Infertility is a challenge for many families. There are a variety of reasons a woman might have problems conceiving, and many ways to face those challenges to increase the likelihood of becoming pregnant. Physical therapy has been shown to be one way to increase the possibility of pregnancy.
Some physical therapists choose to specialize in pelvic health. These therapists help women, and some men, cope with a variety of pelvic conditions, ranging from incontinence to postpartum pain. The treatments can include myriad types of therapy, including manual therapy.
Some recent studies have looked at the effect of manual therapies on women trying to conceive. While these two studies, in 2004 and, more recently, in 2015, evaluated small groups of women, women trying both natural conception and in vitro fertilization had higher pregnancy rates after physical therapy. The therapies focus on women who are having problems with adhesion or implantation, when an embryo embeds into the wall of the uterus. Regardless of the cause of the adhesion problems, these women benefitted from the therapies.
Women who are interested in these therapies should look for physical therapists that have completed training in pelvic health. Therapists that have completed women’s health-specific certifications (like the CAPP certifications from the Academy of Pelvic Health Physical Therapy, a subset of the American Physical Therapy Association, or the Women’s Health Clinical Specialist (WCS) certification, administered by the American Board of Physical Therapy Specialties) are likely to be good resources when looking for a practitioner of these techniques.
Once a woman has become pregnant, PTs can help with the issues that can arise during pregnancy. A physical therapist can offer posture and body mechanics education, as well as supportive devices (such as corsets), to reduce back pain during pregnancy. (Don’t forget to keep exercising during pregnancy — doing aerobic exercise while pregnant is good for both mom and baby.) And therapists can also help new mothers dealing with diastasis recti, recuperation from Caesarian deliveries, postpartum incontinence, back pain and even blocked milk ducts.
Like other “solutions” for infertility, physical therapy can be one tool in your doctor’s toolbox, and it’s never a guarantee.
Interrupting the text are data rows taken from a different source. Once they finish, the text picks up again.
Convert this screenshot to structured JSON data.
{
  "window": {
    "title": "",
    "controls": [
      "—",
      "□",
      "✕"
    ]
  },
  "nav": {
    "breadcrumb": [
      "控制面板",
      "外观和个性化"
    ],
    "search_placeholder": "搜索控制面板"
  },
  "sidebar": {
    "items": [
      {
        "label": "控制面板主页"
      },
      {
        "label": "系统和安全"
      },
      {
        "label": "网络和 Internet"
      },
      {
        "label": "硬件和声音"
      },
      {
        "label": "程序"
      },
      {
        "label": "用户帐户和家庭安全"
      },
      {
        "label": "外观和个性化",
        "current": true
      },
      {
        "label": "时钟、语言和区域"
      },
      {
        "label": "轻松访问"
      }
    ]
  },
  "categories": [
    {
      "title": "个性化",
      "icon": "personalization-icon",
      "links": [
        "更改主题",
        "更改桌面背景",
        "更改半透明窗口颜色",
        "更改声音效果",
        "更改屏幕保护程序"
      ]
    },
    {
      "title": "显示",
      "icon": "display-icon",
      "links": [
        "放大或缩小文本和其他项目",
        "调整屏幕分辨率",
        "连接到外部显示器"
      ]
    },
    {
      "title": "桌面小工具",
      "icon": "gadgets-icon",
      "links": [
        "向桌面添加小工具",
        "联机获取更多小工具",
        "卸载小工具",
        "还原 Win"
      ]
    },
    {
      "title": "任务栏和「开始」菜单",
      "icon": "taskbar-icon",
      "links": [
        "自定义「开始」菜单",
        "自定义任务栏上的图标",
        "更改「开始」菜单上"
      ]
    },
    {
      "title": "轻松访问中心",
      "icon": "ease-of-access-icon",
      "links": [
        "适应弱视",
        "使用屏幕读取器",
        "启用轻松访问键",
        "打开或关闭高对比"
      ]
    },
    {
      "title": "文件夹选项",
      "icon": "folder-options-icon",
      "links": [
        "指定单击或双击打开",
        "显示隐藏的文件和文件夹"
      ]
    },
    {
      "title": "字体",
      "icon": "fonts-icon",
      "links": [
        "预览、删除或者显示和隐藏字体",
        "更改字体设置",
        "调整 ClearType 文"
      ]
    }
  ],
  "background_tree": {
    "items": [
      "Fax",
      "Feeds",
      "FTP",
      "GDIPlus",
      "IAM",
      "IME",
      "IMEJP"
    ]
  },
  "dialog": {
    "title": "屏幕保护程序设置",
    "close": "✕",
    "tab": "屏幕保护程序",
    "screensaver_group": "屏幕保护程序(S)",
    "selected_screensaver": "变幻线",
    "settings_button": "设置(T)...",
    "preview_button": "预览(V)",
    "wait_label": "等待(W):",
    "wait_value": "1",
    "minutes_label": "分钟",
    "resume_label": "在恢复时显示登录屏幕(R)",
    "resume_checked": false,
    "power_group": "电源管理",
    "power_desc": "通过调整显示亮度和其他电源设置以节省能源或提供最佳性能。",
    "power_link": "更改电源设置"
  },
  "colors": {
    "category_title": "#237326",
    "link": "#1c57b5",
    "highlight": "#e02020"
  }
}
If you and your partner are having problems conceiving, talk to your physician and physical therapist to determine whether it could be helpful in your particular case.
Looking for a physical therapist to help with your health? Use our locator below to find a Physiquality therapist in your neighborhood.
- Aerobic exercise is essential for pregnant women. March 16, 2016.
- How to carry a baby without breaking your back. November 3, 2014.
- Reducing the risk of post-pregnancy incontinence. January 11, 2013.
Rice AD et al. Ten-year retrospective study on the efficacy of a manual physical therapy to treat female infertility. Alternative Therapies in Health and Medicine, February 17, 2015.
How pregnancy happens. Planned Parenthood.
Wurn BF et al. Treating female infertility and improving IVF pregnancy rates with a manual physical therapy technique. Medscape General Medicine, June 21, 2004.